In the autumn of 1899, Uncle Laurits and Aunt Hannah Petersen from Provo came to visit us. He was my mother’s brother, a handsome man with black hair and short black whiskers on his face. He frightened me a little. He and his family had been sick and their oldest boy was left with a weak heart from rheumatic fever and died at the age of fifteen. As no one else was sick, I presume we got the germ from them. We all got sick, Dad and Mother first, then the rest of the family. Dad was the first to recover and nursed the rest of us. I remember I had a big pus bag under my left ear. I can remember the bed quilts raising and rolling from the foot of the bed to the head, also the walls from the top to the bottom, but I guess I was too sick to care. Dora and Elmer had festers around their fingernails and toe nails. Dad would pick these pus bags with a needle to drain them. I guess the poison came to the outside of us and that is why we survived. Mother was sick in a different way. She was down for so long, but at last she was up and around once more. However, she had lost her voice.

Grandpa Petersen, her father, came to see us one day while we were sick and they talked for a long time. He sat in the kitchen and Mother stood in the bedroom door. As far as I remember, he was our only visitor. At one point, Dad had a doctor come from Ogden because there were no doctors in Huntsville. He gave Mother a bottle of medicine and told her to scrape her tongue. He pronounced it diphtheria.

On January 10, 1901, early in the morning, Dad said to us, “Don’t disturb your mother, she is sleeping.” I can see her now laying in bed. “And don’t let Elmer get in bed with her.” He was in the cradle. “I have to go see Grandma.” We slept on, as did Elmer. Mother had passed away in her sleep. The poison of the disease had gone inwards, and too, she was five months pregnant according to Aunt Mary Petersen. The funeral was small. Very few came to the house as people were afraid. I stood by Mother’s casket and looked at her until someone pulled me away. We children did not go to the funeral. Grandma Winter stayed with us.

Uncle Joe Petersen said of my mother’s death, “My sister Mary died suddenly, supposedly of heart failure, January 10, 1901. At six o’clock in the morning, she raised up and asked her husband if the baby was covered, and, on lying down again, gave a couple of gasps and was gone. She died with a smile on her face, and looked very beautiful. The funeral was held the following Tuesday, January 15, in the Huntsville meeting house, but was poorly attended, probably because it was reported that she had been suffering from diphtheria. My cousin, Henry Petersen, gave the funeral sermon, a very excellent one. Brother David McKay dedicated the grave.”

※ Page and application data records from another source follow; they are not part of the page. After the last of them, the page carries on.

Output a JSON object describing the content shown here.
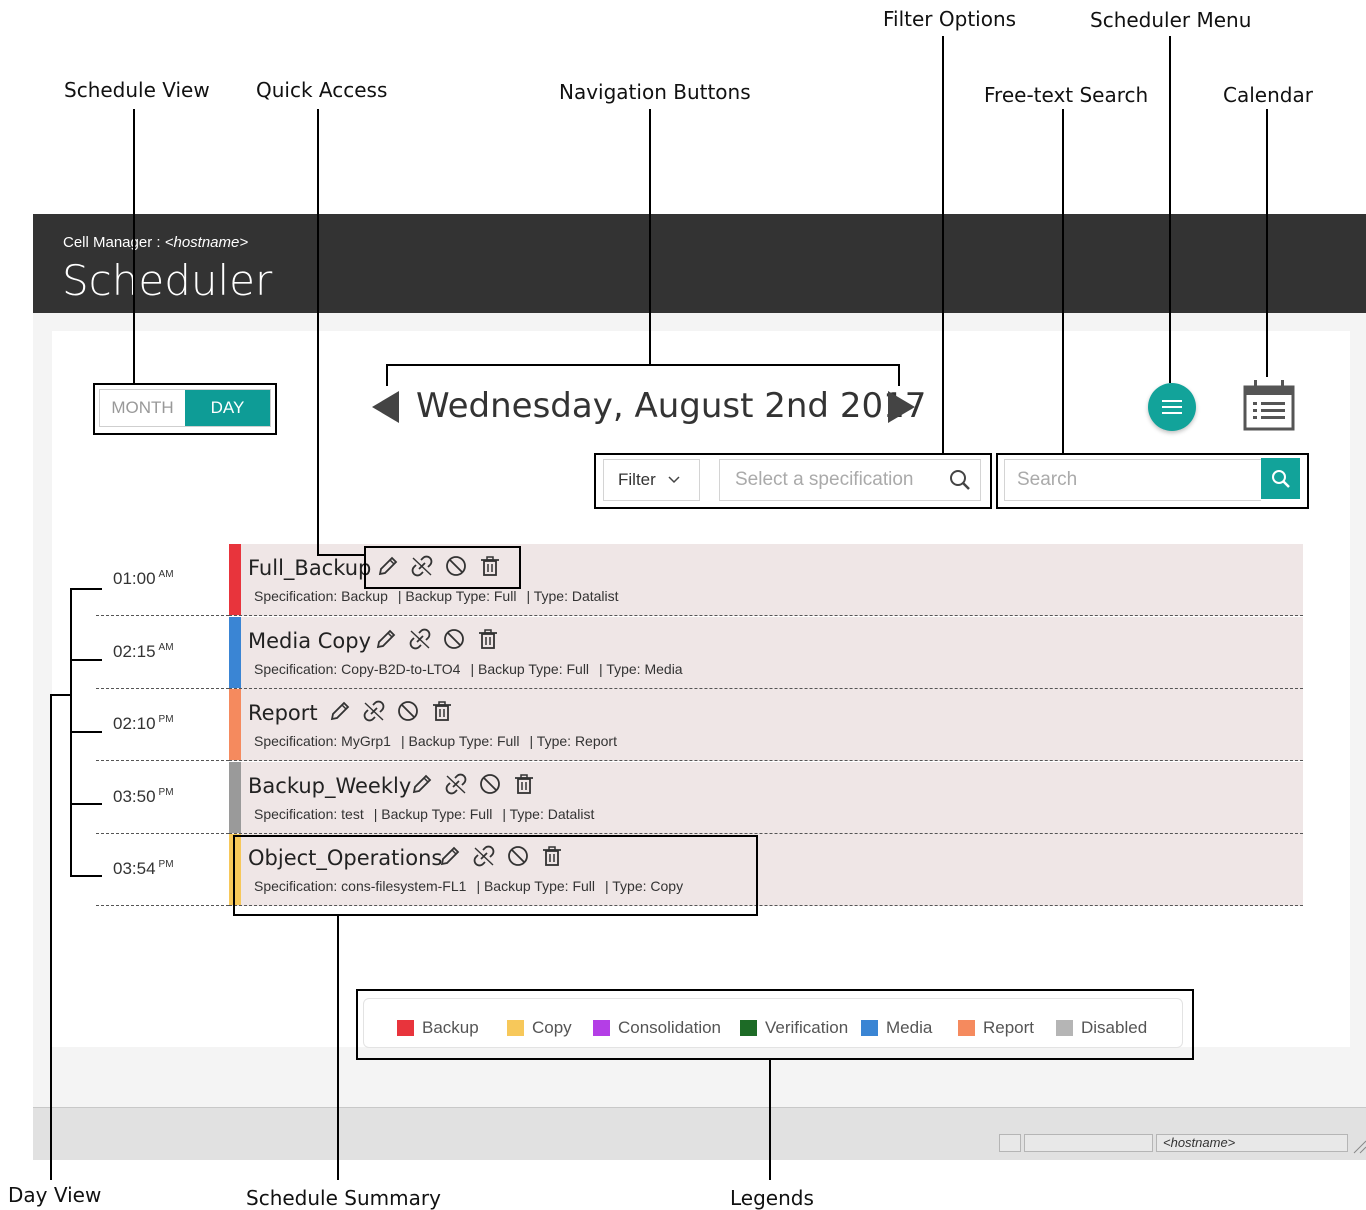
{
  "callouts": {
    "schedule_view": "Schedule View",
    "quick_access": "Quick Access",
    "navigation_buttons": "Navigation Buttons",
    "filter_options": "Filter Options",
    "scheduler_menu": "Scheduler Menu",
    "free_text_search": "Free-text Search",
    "calendar": "Calendar",
    "day_view": "Day View",
    "schedule_summary": "Schedule Summary",
    "legends": "Legends"
  },
  "header": {
    "cell_manager_label": "Cell Manager : ",
    "hostname": "<hostname>",
    "title": "Scheduler"
  },
  "view_toggle": {
    "month": "MONTH",
    "day": "DAY",
    "selected": "DAY"
  },
  "date_title": "Wednesday, August 2nd 2017",
  "filter": {
    "label": "Filter",
    "spec_placeholder": "Select a specification"
  },
  "search": {
    "placeholder": "Search"
  },
  "schedules": [
    {
      "time": "01:00",
      "ampm": "AM",
      "name": "Full_Backup",
      "color": "#e8343c",
      "spec_label": "Specification: ",
      "spec": "Backup",
      "backup_type_label": "| Backup Type: ",
      "backup_type": "Full",
      "type_label": "| Type: ",
      "type": "Datalist"
    },
    {
      "time": "02:15",
      "ampm": "AM",
      "name": "Media Copy",
      "color": "#3a85d4",
      "spec_label": "Specification: ",
      "spec": "Copy-B2D-to-LTO4",
      "backup_type_label": "| Backup Type: ",
      "backup_type": "Full",
      "type_label": "| Type: ",
      "type": "Media"
    },
    {
      "time": "02:10",
      "ampm": "PM",
      "name": "Report",
      "color": "#f58a5e",
      "spec_label": "Specification: ",
      "spec": "MyGrp1",
      "backup_type_label": "| Backup Type: ",
      "backup_type": "Full",
      "type_label": "| Type: ",
      "type": "Report"
    },
    {
      "time": "03:50",
      "ampm": "PM",
      "name": "Backup_Weekly",
      "color": "#9a9a9a",
      "spec_label": "Specification: ",
      "spec": "test",
      "backup_type_label": "| Backup Type: ",
      "backup_type": "Full",
      "type_label": "| Type: ",
      "type": "Datalist"
    },
    {
      "time": "03:54",
      "ampm": "PM",
      "name": "Object_Operations",
      "color": "#f7c85a",
      "spec_label": "Specification: ",
      "spec": "cons-filesystem-FL1",
      "backup_type_label": "| Backup Type: ",
      "backup_type": "Full",
      "type_label": "| Type: ",
      "type": "Copy"
    }
  ],
  "quick_access_icons": [
    "edit-icon",
    "unlink-icon",
    "disable-icon",
    "delete-icon"
  ],
  "legend": [
    {
      "label": "Backup",
      "color": "#e8343c"
    },
    {
      "label": "Copy",
      "color": "#f7c85a"
    },
    {
      "label": "Consolidation",
      "color": "#b43ee6"
    },
    {
      "label": "Verification",
      "color": "#1d6b26"
    },
    {
      "label": "Media",
      "color": "#3a85d4"
    },
    {
      "label": "Report",
      "color": "#f58a5e"
    },
    {
      "label": "Disabled",
      "color": "#b5b5b5"
    }
  ],
  "statusbar": {
    "hostname": "<hostname>"
  },
  "colors": {
    "accent": "#12a39a",
    "header_bg": "#333333"
  }
}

When they thought we were safely well we moved, lock, stock, and barrel, along with beds and washer, to Grandpa Winter’s. I was only seven years old at this time, but I immediately adopted Elmer, age one. He was my little boy. Peter Winter told me in later years how I really took good care of that little boy. Poor Grandma, then about sixty-seven years old, now had a third family to care for. She was raising the children of Grandfather’s second wife, Mette, who died giving birth to Mary. Anne and Mary took the disease and were real sick for weeks.